Watches have been a highly visible and popular element of the Michael Kors business for years, and today the brand introduces the next generation — and the biggest upgrade — to its fleet of wristwear: the smartwatch.
Michael Kors Access watches today become available in styles that are based on the Bradshaw and Dylan styles for men and women, with interchangeable leather, silicone or steel wristbands, and the wearer can digitally customize the watch face.
The brand announced the collection, created through Google’s Android platform, at Baselworld 2016 in March. The smartwatch is available today in 18 countries, including the U.S., as well as many major Western European countries, in addition to Hong Kong, India, Japan, South Korea, Mexico and more. A global digital and print advertising campaign will coincide with today’s launch, including a video featuring Zendaya and Martha Hunt.
Michael Kors chairman and chief executive officer John Idol said that creating a smartwatch was a natural progression for the brand.
“We know our customers are interested in style, social connectivity, ease of use and wellness,” Idol said. “We think wearables are going to be a substantial business in the future, and it’s both logical and important for us to be there.”
The watch receives notifications of incoming calls and text messages, in addition to other functions such as providing directions, calendar notifications and more. It also works with apps such as Instagram and Uber, and provides fitness tracking. The full functionality, naturally, is most robust when paired with an Android phone, but the watch does work with iPhones through an app. Wearers can use the “Ok Google” function to help find a nearby store or view new arrivals.
The Michael Kors Access smartwatch, is $350 to $395 (with $40 or $50 separate bands), and as such, is about $100 to $200 more than comparable analog styles. It is the first of the brand’s wearables technology accessories line. Trackers will be $95. Both the watch and the tracker will be available in Michael Kors stores, at michaelkors.com and some department and specialty stores.

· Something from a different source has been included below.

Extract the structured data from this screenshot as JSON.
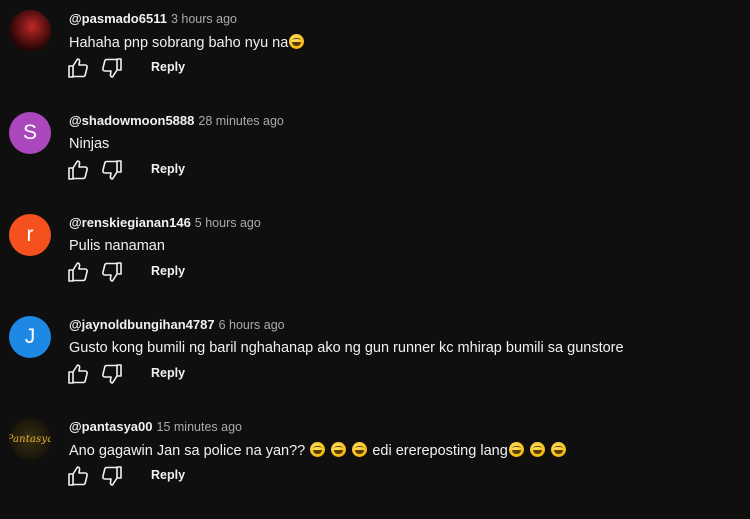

“Some [customers] already own a tracker, but it may not match their personal style,” Idol said. “We think that many more would own a smartwatch if there were fashion-forward options. We’re the fashion leader in watches in the world, and based on this positioning, we feel that our customers are excited by the possibility of having a Michael Kors smartwatch or tracker.”
Google launched Android Wear in 2014, and in the last two years, has partnered on products from brands from Fossil, Nixon and Tag Heuer to Samsung, LG and Motorola. Smartwatches and connected accessories have faced criticism for being tech-friendly without a fashion focus, and gradually, said Google’s David Singleton, who is vice president of engineering for Android wear, that perception seems to be changing.
“The beauty is in the diversity, and we’ve certainly seen that flourish,” Singleton said. “Our mission has always been to let people wear what they want, and provide the platform to make that possible, and we’re only getting started.” Android Wear so far has partnered with at least 12 brands to create smartwatches.
Michael Kors himself said that he wears a watch every day, and although that currently doesn’t include a smartwatch, he will add the Access to his rotation. He added that watches have been a big part of the brand for years, and that with this new offering, customers will appreciate the social connectivity and health and fitness tracking.
“I think people today, especially people in fashion, love juxtaposition. They want a watch that looks like an analog, but that can keep up with them in the way that a smartwatch does,” Kors said. “We’re living in an ‘always on’ world, and this idea of connection is going to be a part of everyone’s lives moving forward.”